Their prayers and planning which involved conducting a feasibility study on their desire to extend helping hands to those who need it most, especially indigent and struggling students in different categories of the Liberian school system, have resulted into the formation of the Gibson W. Jerue Education Foundation.
As a way celebrating their shared dream, the Gibson W. Jerue Education Foundation based in Fargo, North Dakota, United States, has released an initial amount of $31,200 Liberian Dollars to the foundation’s Liberia Coordinator, Mr. Isaac Kai.
According to a press release, the amount which is already in the possession of Mr. Kai will be used to sponsor five out of ten students targeted for academic year 2013/2014 at the University of Liberia.
Students to benefit from the scholarship are Fred Tailey and Emmanuel P. Tenney of Tchien District, Kanio Blitaye and Mark Kawea of Gbarzon District and Christine Nywoeh of Konobo District, all in Liberia; they are all freshmen at the University of Liberia.
The release further states that students at college and university levels will have to maintain the minimal GPA of 2.50 and take up to 21 credits to be qualified, and at the same time those in grade schools would be required to obtain the minimum of 80% or B average in order to remain enrolled in the foundation’s scholarship program.
As things evolve, the foundation according to report will extend its projects to private colleges and universities across Liberia, and preparations are underway for the Gibson W. Jerue Education to become a partner of the University of Liberia’s external scholarship intake program.
“She has been awesome partner in my life”
The foundation’s Chief Executive Office, Gibson W. Jerue, is however extending thanks and appreciations to those who encouraged him through the continuation of this program, especially his wife. ”In this light I would like to thank my wife, Delbra, for her support to this project, especially at a time when bills and other responsibilities are sucking every dime out of us. She has been awesome partner in my life and in all that I do, and I am grateful to her.” (Jerue)
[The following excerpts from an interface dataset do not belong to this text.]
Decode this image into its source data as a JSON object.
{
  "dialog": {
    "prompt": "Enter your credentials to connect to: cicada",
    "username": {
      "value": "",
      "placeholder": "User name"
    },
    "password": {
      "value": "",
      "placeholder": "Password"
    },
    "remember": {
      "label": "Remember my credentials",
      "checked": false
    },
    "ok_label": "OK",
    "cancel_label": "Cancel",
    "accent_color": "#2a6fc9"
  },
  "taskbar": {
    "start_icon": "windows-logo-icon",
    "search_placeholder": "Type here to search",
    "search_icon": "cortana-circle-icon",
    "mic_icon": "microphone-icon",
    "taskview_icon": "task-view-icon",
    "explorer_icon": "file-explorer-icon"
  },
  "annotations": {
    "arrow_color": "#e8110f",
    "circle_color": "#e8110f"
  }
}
It can be recalled that the civil war in Liberia left the country’s educational system completely demoralized, the war which lasted nearly 15 years is believed to have claimed the lives of nearly 300,000 people. Liberians in the Diasporas have been struggling to dig out of their pockets in an effort to rebuild their country’s ravaged infrastructures, but oversea bill payment system tend to post a serious challenge to this scheme.